Q. You are the Creative Producer/Director for two ground-breaking, multimedia works featuring the NAC Orchestra this season: Dear Life and I Lost my Talk. How would you describe these works?
A. Dear Life is an autobiographical short story by Alice Munro. It’s a reflection on childhood and how roads not taken in youth haunt us in adulthood. This project transforms it into a multidisciplinary piece with music, film, spoken word and singing. I Lost my Talk is based on a poem by Mi’kmaq poet and elder Rita Joe. It was inspired by the time she spent in residential school when she feared she would lose her language, her culture, and the tradition of storytelling. It features a lush orchestral score by Canadian composer John Estacio, Guna and Rappahannock actor and playwright Monique Mojica performing the poem live onstage and a film directed by award-winng filmmaker Barbara Willis Sweete, featuring choreography by Santee Smith (Tekaronhiahkhwa) from the Kahnyen′kenaka Nation.

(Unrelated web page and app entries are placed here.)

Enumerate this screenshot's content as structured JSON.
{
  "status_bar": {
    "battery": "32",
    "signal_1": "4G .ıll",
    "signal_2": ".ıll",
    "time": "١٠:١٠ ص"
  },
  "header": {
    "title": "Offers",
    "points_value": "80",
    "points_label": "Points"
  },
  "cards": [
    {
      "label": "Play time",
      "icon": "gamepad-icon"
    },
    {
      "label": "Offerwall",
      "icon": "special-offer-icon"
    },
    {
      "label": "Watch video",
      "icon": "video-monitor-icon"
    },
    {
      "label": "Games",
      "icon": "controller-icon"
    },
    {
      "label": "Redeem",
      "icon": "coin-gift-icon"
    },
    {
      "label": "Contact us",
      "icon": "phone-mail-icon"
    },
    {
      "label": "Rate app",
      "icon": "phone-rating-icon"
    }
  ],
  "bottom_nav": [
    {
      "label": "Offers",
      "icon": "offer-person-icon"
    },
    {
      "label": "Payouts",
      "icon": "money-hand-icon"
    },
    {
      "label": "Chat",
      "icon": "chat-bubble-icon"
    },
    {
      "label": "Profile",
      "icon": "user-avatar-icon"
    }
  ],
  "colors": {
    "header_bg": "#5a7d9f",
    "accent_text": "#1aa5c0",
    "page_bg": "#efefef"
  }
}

Q. To what extent is the new Music Director of the NAC Orchestra, Alexander Shelley, involved in these projects?
A. I knew instantly when I met Alexander Shelley, that he is a visionary. It was his discovery of the poems and literature that inspired these projects.
Q. We understand that the creation of these works has benefited from a “workshop” process. How does this help?
A. Alexander Shelley and the musicians of the Orchestra have embraced this creative adventure. The workshops have allowed us to test the visuals with our production designers from Montreal’s Turbine Studio.
When I first heard the music for Dear Life performed at our rehearsal in July, it confirmed to me that this project belongs on the world stage.
By Carl Martin